= Required work =
All lines of the material that contain "offset" must be copied out.

= Material for the task =
■ ■ ■
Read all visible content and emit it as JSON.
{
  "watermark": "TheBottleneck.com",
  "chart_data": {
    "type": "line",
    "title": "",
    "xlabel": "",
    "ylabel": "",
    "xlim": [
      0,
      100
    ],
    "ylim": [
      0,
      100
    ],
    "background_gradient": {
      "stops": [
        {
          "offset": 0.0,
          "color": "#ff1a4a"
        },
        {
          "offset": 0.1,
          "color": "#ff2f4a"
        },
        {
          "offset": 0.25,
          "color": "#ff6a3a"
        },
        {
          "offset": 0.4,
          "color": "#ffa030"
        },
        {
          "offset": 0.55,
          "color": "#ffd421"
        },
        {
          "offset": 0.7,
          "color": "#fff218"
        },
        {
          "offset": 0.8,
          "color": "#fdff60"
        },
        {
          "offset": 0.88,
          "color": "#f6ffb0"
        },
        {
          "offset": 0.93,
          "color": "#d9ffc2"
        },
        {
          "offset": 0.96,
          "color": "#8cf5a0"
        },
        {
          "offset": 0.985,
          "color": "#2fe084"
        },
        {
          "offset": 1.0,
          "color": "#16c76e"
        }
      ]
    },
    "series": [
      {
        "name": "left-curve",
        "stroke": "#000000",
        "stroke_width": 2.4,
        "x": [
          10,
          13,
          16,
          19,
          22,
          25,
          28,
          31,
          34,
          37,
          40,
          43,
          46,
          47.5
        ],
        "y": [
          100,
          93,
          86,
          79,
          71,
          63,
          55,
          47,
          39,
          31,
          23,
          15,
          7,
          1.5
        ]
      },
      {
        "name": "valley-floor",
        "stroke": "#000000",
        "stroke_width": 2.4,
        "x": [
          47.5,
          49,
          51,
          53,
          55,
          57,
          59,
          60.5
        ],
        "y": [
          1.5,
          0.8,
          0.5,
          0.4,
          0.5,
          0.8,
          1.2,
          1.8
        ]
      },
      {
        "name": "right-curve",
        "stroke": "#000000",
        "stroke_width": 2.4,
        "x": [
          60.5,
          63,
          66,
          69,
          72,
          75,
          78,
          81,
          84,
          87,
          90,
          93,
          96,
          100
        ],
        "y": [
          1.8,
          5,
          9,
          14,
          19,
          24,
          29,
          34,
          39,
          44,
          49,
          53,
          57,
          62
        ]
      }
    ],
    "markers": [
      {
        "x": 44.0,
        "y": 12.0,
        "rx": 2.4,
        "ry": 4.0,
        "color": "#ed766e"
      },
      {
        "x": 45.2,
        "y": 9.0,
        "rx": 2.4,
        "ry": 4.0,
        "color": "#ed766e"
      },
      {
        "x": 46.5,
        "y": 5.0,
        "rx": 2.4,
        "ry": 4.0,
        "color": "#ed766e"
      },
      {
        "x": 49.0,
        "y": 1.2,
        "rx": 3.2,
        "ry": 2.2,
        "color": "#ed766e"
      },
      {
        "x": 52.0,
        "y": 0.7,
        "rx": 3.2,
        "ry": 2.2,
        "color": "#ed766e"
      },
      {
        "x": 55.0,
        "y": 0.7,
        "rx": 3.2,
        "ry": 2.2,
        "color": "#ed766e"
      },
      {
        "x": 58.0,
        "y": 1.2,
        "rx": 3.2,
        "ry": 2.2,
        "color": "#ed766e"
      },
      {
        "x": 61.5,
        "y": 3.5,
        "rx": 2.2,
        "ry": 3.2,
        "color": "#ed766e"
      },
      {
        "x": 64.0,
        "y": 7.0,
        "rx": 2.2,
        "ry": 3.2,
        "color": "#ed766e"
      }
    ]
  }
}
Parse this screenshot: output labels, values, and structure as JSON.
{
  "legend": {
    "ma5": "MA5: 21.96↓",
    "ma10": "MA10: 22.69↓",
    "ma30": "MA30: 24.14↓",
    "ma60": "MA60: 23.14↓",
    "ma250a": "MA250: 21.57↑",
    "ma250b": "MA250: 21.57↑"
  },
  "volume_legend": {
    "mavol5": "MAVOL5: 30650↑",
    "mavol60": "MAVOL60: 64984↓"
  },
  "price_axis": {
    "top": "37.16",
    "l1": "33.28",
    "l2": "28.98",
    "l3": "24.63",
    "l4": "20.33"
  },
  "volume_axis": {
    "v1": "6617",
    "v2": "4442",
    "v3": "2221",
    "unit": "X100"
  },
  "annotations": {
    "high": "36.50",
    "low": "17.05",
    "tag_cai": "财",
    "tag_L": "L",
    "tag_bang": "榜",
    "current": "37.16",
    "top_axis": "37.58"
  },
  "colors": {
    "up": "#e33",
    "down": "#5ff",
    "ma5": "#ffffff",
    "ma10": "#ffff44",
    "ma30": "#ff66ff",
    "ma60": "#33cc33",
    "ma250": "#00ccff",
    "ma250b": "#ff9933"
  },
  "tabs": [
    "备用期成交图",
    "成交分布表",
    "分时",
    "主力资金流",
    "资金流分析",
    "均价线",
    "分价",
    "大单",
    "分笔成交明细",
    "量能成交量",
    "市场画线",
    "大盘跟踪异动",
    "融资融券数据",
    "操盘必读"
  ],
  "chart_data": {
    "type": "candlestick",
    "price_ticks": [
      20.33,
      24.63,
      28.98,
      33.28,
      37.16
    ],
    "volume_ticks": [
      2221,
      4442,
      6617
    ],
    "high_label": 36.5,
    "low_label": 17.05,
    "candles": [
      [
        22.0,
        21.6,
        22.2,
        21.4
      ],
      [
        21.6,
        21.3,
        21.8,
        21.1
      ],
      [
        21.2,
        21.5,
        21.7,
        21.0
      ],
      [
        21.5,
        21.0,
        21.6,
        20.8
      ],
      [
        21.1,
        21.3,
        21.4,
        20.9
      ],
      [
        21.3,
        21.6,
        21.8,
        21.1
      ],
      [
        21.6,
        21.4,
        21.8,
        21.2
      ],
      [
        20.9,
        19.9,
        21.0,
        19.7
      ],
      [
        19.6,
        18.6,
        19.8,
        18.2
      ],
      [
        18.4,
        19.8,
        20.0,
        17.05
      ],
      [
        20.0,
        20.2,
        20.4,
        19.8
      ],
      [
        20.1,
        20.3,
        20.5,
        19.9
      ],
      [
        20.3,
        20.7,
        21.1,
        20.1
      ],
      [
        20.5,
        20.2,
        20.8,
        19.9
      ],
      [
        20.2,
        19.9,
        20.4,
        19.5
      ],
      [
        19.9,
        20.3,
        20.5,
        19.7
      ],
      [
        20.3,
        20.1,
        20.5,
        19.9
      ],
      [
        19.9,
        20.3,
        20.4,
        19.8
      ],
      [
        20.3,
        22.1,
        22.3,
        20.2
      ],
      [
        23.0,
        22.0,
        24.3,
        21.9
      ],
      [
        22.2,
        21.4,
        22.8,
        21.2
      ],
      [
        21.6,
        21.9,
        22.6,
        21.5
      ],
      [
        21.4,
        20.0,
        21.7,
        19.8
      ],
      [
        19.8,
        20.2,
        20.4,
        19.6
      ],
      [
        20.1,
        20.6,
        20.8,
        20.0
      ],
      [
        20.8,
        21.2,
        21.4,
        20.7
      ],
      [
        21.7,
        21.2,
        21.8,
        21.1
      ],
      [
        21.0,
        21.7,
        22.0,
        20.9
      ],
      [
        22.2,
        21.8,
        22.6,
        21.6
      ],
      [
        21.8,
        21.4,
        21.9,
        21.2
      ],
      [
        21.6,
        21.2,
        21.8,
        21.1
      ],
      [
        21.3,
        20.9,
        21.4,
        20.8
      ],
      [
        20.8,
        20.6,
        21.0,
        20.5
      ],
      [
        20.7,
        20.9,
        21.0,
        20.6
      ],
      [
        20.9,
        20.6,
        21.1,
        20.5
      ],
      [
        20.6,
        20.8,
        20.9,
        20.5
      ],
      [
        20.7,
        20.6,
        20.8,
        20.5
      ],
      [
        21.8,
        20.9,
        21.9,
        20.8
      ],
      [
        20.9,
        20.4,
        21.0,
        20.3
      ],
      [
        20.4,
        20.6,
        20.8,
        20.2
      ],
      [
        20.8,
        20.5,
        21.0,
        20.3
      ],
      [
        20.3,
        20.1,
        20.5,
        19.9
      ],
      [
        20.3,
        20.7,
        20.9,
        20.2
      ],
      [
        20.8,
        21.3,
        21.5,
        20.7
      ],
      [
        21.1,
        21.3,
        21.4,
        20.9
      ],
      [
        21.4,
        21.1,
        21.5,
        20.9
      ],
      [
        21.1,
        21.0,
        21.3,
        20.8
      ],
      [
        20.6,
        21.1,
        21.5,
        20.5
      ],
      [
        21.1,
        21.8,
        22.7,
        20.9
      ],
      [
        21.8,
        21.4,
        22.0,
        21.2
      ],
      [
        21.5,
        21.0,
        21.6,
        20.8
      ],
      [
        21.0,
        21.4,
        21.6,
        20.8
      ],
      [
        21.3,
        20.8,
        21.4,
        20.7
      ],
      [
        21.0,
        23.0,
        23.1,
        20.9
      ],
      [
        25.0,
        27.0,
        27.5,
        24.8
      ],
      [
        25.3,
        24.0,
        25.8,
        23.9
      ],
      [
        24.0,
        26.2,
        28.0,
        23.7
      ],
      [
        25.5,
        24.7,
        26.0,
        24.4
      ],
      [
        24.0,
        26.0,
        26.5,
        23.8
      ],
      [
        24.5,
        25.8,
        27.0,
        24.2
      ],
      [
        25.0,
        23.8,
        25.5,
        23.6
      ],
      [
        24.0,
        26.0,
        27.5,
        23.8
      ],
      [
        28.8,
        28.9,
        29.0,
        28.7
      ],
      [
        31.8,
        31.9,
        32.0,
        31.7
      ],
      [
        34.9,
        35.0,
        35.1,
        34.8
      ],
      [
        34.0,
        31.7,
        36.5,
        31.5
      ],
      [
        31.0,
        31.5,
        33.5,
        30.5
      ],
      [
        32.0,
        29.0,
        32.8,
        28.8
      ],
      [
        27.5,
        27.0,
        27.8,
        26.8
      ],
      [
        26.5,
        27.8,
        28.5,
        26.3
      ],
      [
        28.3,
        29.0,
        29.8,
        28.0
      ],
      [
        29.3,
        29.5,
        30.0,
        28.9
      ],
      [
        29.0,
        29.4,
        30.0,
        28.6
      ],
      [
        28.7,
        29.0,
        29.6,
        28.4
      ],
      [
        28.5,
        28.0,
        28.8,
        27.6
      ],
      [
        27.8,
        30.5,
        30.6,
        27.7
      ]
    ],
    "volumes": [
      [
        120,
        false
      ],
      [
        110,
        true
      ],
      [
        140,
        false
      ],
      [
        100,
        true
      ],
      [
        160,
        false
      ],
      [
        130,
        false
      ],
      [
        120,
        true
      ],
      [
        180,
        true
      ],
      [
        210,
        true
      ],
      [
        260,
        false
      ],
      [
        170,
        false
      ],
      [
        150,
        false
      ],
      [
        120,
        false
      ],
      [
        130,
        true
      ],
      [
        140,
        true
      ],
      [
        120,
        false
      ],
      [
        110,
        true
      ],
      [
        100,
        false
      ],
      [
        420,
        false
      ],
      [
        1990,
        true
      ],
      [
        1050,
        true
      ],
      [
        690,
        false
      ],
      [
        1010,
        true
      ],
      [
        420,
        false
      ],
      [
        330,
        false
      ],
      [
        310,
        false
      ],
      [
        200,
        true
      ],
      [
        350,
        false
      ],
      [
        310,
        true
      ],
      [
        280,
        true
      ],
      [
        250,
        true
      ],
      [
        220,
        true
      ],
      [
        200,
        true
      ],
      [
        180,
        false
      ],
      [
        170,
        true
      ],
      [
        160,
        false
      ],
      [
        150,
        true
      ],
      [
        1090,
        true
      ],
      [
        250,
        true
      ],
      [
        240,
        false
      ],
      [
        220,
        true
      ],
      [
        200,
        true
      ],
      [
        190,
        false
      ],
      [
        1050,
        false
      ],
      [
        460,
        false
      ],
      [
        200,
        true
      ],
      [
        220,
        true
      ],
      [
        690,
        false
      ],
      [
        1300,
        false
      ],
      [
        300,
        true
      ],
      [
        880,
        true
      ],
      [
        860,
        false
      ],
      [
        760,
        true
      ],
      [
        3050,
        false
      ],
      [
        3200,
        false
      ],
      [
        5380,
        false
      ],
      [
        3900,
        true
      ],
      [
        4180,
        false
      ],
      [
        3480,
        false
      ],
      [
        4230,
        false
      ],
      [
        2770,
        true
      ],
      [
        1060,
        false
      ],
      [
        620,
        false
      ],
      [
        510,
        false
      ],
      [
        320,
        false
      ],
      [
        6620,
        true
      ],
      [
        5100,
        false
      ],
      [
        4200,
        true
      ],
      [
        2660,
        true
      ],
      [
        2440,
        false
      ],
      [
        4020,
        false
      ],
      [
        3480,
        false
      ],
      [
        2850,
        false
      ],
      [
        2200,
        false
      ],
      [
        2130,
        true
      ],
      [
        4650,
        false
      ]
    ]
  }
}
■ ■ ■
= Solution to the exercise =
          "offset": 0.0,
          "offset": 0.1,
          "offset": 0.25,
          "offset": 0.4,
          "offset": 0.55,
          "offset": 0.7,
          "offset": 0.8,
          "offset": 0.88,
          "offset": 0.93,
          "offset": 0.96,
          "offset": 0.985,
          "offset": 1.0,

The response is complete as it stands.